Offshore Application of Self-potential Prospecting
- Author(s): Corwin, Robert Frederic
- et al.
An offshore self-potential prospecting system, consisting of a portable chart recorder and a pair of towed electrodes, is shown to be capable of locating both onshore and submerged offshore deposits of conductive minerals. The silver - silver chloride electrodes, specially designed for this work, are shown to have a small and predictable response to changes in environmental parameters.
The background noise level is generally less than a few tenths of a millivolt, allowing visual recognition of offshore self-potential anomalies with a gradient in excess of one millivolt over the electrode separation. However, some man-made structures, or areas of geothermal activity, may generate fields large enough to interfere with self-potential profiling.
Laboratory and field experiments show that a conductive body extending from a reducing sea floor into oxidizing sea water, generates a potential field consistent in magnitude and polarity with those seen over sulfide ore bodies on land. As an oxidation - reduction mechanism appears to offer the best explanation for the self-potential phenomenon on land, conductive mineral deposits in the sea floor also should be capable of generating self-potential fields.
The self-potential field generated by a submerged ore body may be simulated by a point current sink or dipole buried in the sea floor, and the potential field at the water surface studied as a function of depth of burial, sea-floor resistivity, water depth, and dipole angle and separation. It is seen in most cases that an ore body of economic size will generate an easily detectable potential field at the water surface.
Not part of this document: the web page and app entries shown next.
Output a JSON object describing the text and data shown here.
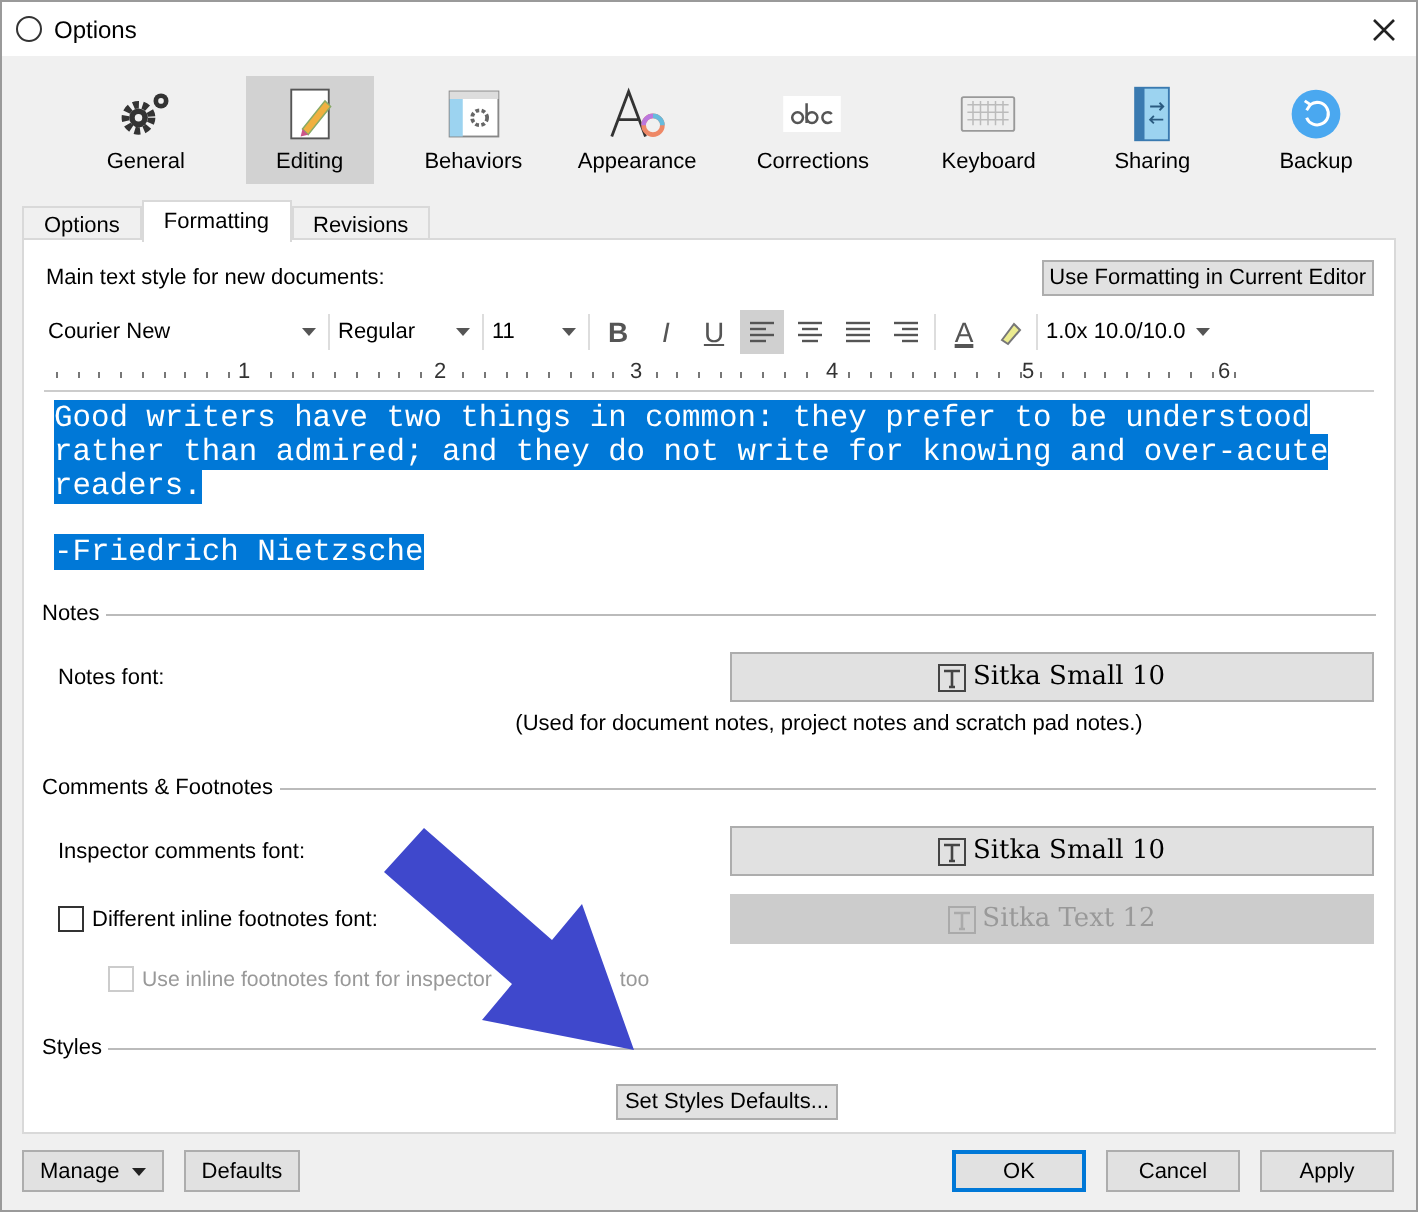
{
  "window": {
    "title": "Options"
  },
  "toolbar": [
    {
      "label": "General",
      "kind": "gears",
      "selected": false
    },
    {
      "label": "Editing",
      "kind": "pencil",
      "selected": true
    },
    {
      "label": "Behaviors",
      "kind": "window",
      "selected": false
    },
    {
      "label": "Appearance",
      "kind": "letter",
      "selected": false
    },
    {
      "label": "Corrections",
      "kind": "abc",
      "selected": false
    },
    {
      "label": "Keyboard",
      "kind": "keyboard",
      "selected": false
    },
    {
      "label": "Sharing",
      "kind": "book",
      "selected": false
    },
    {
      "label": "Backup",
      "kind": "backup",
      "selected": false
    }
  ],
  "tabs": [
    {
      "label": "Options",
      "selected": false
    },
    {
      "label": "Formatting",
      "selected": true
    },
    {
      "label": "Revisions",
      "selected": false
    }
  ],
  "formatting": {
    "label": "Main text style for new documents:",
    "button": "Use Formatting in Current Editor",
    "font": "Courier New",
    "style": "Regular",
    "size": "11",
    "styles": [
      {
        "kind": "bold",
        "label": "B",
        "selected": false
      },
      {
        "kind": "italic",
        "label": "I",
        "selected": false
      },
      {
        "kind": "underline",
        "label": "U",
        "selected": false
      }
    ],
    "alignments": [
      {
        "kind": "left",
        "selected": true
      },
      {
        "kind": "center",
        "selected": false
      },
      {
        "kind": "justify",
        "selected": false
      },
      {
        "kind": "right",
        "selected": false
      }
    ],
    "text_color_label": "A",
    "spacing": "1.0x 10.0/10.0",
    "ruler": [
      "1",
      "2",
      "3",
      "4",
      "5",
      "6"
    ],
    "sample": [
      [
        "Good writers have two things in common: they prefer to be understood",
        "rather than admired; and they do not write for knowing and over-acute",
        "readers."
      ],
      [
        "-Friedrich Nietzsche"
      ]
    ]
  },
  "notes": {
    "heading": "Notes",
    "label": "Notes font:",
    "font_button": "Sitka Small 10",
    "caption": "(Used for document notes, project notes and scratch pad notes.)"
  },
  "comments": {
    "heading": "Comments & Footnotes",
    "inspector_label": "Inspector comments font:",
    "inspector_font": "Sitka Small 10",
    "inline": {
      "label": "Different inline footnotes font:",
      "checked": false,
      "font_button": "Sitka Text 12",
      "font_disabled": true
    },
    "use_inline": {
      "label": "Use inline footnotes font for inspector",
      "label_end": "too",
      "checked": false,
      "disabled": true
    }
  },
  "styles": {
    "heading": "Styles",
    "button": "Set Styles Defaults..."
  },
  "footer": {
    "left": [
      {
        "label": "Manage",
        "kind": "menu"
      },
      {
        "label": "Defaults",
        "kind": "plain"
      }
    ],
    "right": [
      {
        "label": "OK",
        "kind": "default"
      },
      {
        "label": "Cancel",
        "kind": "plain"
      },
      {
        "label": "Apply",
        "kind": "plain"
      }
    ]
  }
}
Field work was conducted in areas of known sulfide mineralization (southeastern Alaska and Penobscot Bay, Maine) and onshore and off-shore geothermal activity (California, Nevada, and Ensenada, Mexico). Increased self-potential background noise levels were seen in the geothermal areas, along with some large anomalies. In Maine, large offshore self-potential fields were found to be generated by onshore sulfide and graphite deposits, and submerged mineral deposits are thought to be responsible for other observed offshore anomalies.